Recorded data:
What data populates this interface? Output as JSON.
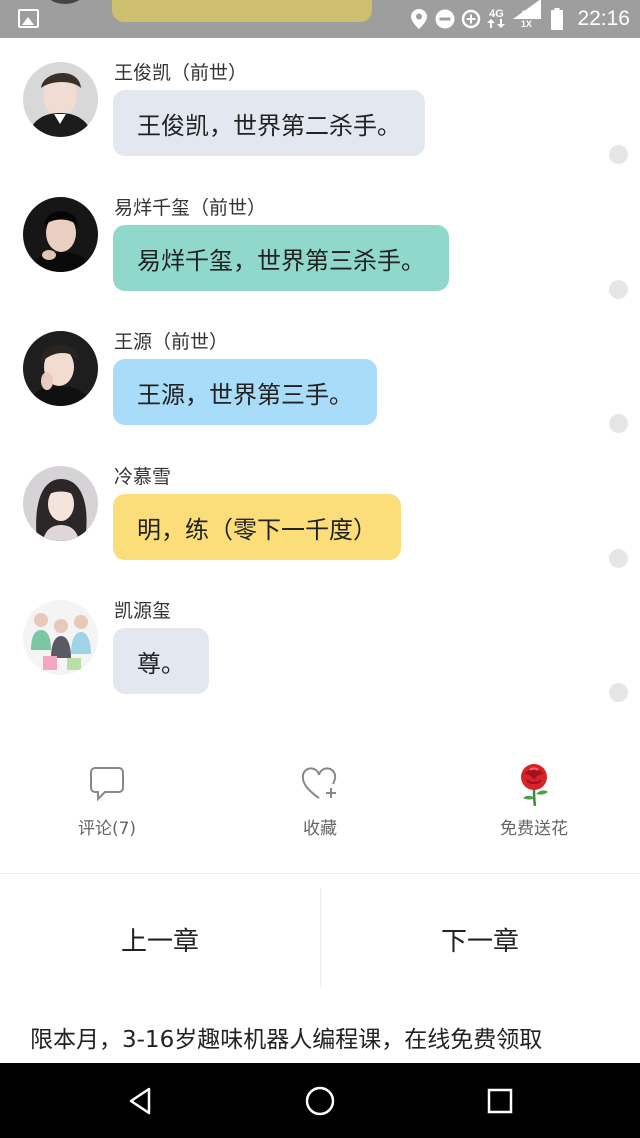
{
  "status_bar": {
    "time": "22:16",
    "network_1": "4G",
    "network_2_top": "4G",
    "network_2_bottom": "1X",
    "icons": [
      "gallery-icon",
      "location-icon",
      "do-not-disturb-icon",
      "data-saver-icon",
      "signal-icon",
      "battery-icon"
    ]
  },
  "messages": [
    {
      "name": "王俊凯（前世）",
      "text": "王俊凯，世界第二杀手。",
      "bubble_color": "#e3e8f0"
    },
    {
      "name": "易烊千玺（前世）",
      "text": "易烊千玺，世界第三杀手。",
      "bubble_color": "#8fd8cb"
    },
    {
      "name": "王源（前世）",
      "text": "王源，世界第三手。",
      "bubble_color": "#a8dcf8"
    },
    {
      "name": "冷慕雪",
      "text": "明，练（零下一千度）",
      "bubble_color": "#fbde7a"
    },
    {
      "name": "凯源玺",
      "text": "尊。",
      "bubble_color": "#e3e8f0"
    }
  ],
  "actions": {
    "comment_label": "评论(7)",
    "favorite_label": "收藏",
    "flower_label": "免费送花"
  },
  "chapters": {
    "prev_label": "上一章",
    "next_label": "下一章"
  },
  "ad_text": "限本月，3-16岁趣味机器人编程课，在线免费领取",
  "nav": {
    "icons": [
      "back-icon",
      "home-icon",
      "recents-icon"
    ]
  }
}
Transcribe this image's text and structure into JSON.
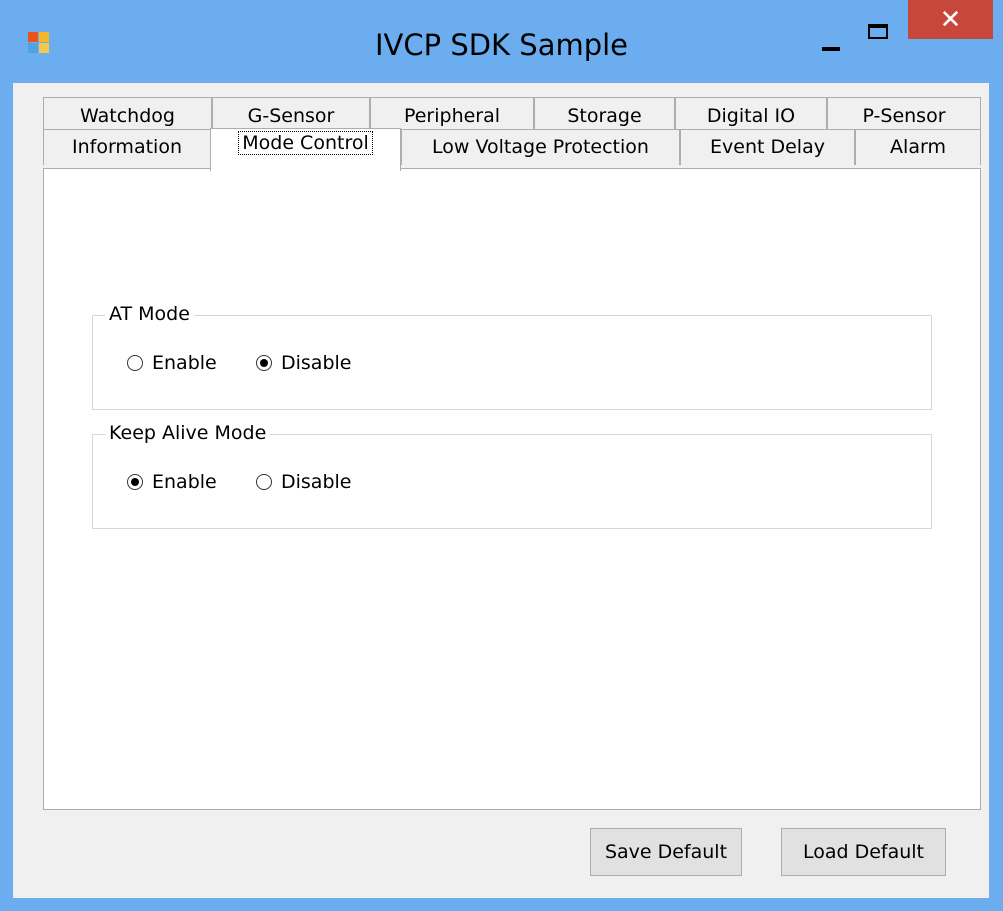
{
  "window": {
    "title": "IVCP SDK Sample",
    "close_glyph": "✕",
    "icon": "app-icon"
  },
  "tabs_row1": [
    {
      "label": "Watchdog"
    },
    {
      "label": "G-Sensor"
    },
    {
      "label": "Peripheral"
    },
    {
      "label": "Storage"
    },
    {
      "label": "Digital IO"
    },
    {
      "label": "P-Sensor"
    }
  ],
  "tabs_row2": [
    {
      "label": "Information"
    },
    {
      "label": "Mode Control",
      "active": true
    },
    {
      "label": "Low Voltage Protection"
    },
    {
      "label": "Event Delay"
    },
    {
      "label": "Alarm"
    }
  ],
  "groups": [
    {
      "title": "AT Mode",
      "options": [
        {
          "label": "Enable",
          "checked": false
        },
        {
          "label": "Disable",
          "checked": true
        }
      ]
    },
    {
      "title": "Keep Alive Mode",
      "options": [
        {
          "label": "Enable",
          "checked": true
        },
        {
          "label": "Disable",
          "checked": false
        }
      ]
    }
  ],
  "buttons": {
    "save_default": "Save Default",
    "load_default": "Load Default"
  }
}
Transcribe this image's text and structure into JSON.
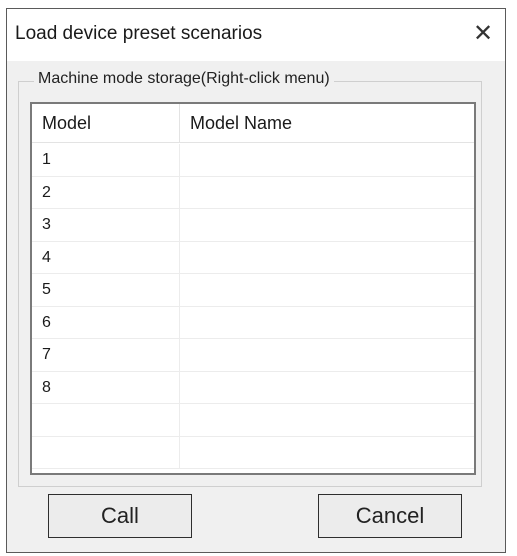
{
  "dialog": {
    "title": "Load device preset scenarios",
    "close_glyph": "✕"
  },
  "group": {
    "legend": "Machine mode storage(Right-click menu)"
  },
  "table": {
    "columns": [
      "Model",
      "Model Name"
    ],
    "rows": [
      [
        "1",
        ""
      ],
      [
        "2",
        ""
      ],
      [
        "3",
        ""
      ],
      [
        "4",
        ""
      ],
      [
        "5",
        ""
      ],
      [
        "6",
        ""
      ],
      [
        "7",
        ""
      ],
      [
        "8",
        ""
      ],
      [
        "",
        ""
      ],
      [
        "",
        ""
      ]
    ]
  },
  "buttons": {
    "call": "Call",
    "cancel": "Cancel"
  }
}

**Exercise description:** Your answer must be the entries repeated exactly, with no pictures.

**Completed exercise:**
What data populates this interface? Output as JSON.
{
  "status_bar": {
    "time": "22:16",
    "network_1": "4G",
    "network_2_top": "4G",
    "network_2_bottom": "1X",
    "icons": [
      "gallery-icon",
      "location-icon",
      "do-not-disturb-icon",
      "data-saver-icon",
      "signal-icon",
      "battery-icon"
    ]
  },
  "messages": [
    {
      "name": "王俊凯（前世）",
      "text": "王俊凯，世界第二杀手。",
      "bubble_color": "#e3e8f0"
    },
    {
      "name": "易烊千玺（前世）",
      "text": "易烊千玺，世界第三杀手。",
      "bubble_color": "#8fd8cb"
    },
    {
      "name": "王源（前世）",
      "text": "王源，世界第三手。",
      "bubble_color": "#a8dcf8"
    },
    {
      "name": "冷慕雪",
      "text": "明，练（零下一千度）",
      "bubble_color": "#fbde7a"
    },
    {
      "name": "凯源玺",
      "text": "尊。",
      "bubble_color": "#e3e8f0"
    }
  ],
  "actions": {
    "comment_label": "评论(7)",
    "favorite_label": "收藏",
    "flower_label": "免费送花"
  },
  "chapters": {
    "prev_label": "上一章",
    "next_label": "下一章"
  },
  "ad_text": "限本月，3-16岁趣味机器人编程课，在线免费领取",
  "nav": {
    "icons": [
      "back-icon",
      "home-icon",
      "recents-icon"
    ]
  }
}
Transcribe this image's text and structure into JSON.
{
  "window": {
    "title": "IVCP SDK Sample",
    "close_glyph": "✕",
    "icon": "app-icon"
  },
  "tabs_row1": [
    {
      "label": "Watchdog"
    },
    {
      "label": "G-Sensor"
    },
    {
      "label": "Peripheral"
    },
    {
      "label": "Storage"
    },
    {
      "label": "Digital IO"
    },
    {
      "label": "P-Sensor"
    }
  ],
  "tabs_row2": [
    {
      "label": "Information"
    },
    {
      "label": "Mode Control",
      "active": true
    },
    {
      "label": "Low Voltage Protection"
    },
    {
      "label": "Event Delay"
    },
    {
      "label": "Alarm"
    }
  ],
  "groups": [
    {
      "title": "AT Mode",
      "options": [
        {
          "label": "Enable",
          "checked": false
        },
        {
          "label": "Disable",
          "checked": true
        }
      ]
    },
    {
      "title": "Keep Alive Mode",
      "options": [
        {
          "label": "Enable",
          "checked": true
        },
        {
          "label": "Disable",
          "checked": false
        }
      ]
    }
  ],
  "buttons": {
    "save_default": "Save Default",
    "load_default": "Load Default"
  }
}
Transcribe this image's text and structure into JSON.
{
  "dialog": {
    "title": "Load device preset scenarios",
    "close_glyph": "✕"
  },
  "group": {
    "legend": "Machine mode storage(Right-click menu)"
  },
  "table": {
    "columns": [
      "Model",
      "Model Name"
    ],
    "rows": [
      [
        "1",
        ""
      ],
      [
        "2",
        ""
      ],
      [
        "3",
        ""
      ],
      [
        "4",
        ""
      ],
      [
        "5",
        ""
      ],
      [
        "6",
        ""
      ],
      [
        "7",
        ""
      ],
      [
        "8",
        ""
      ],
      [
        "",
        ""
      ],
      [
        "",
        ""
      ]
    ]
  },
  "buttons": {
    "call": "Call",
    "cancel": "Cancel"
  }
}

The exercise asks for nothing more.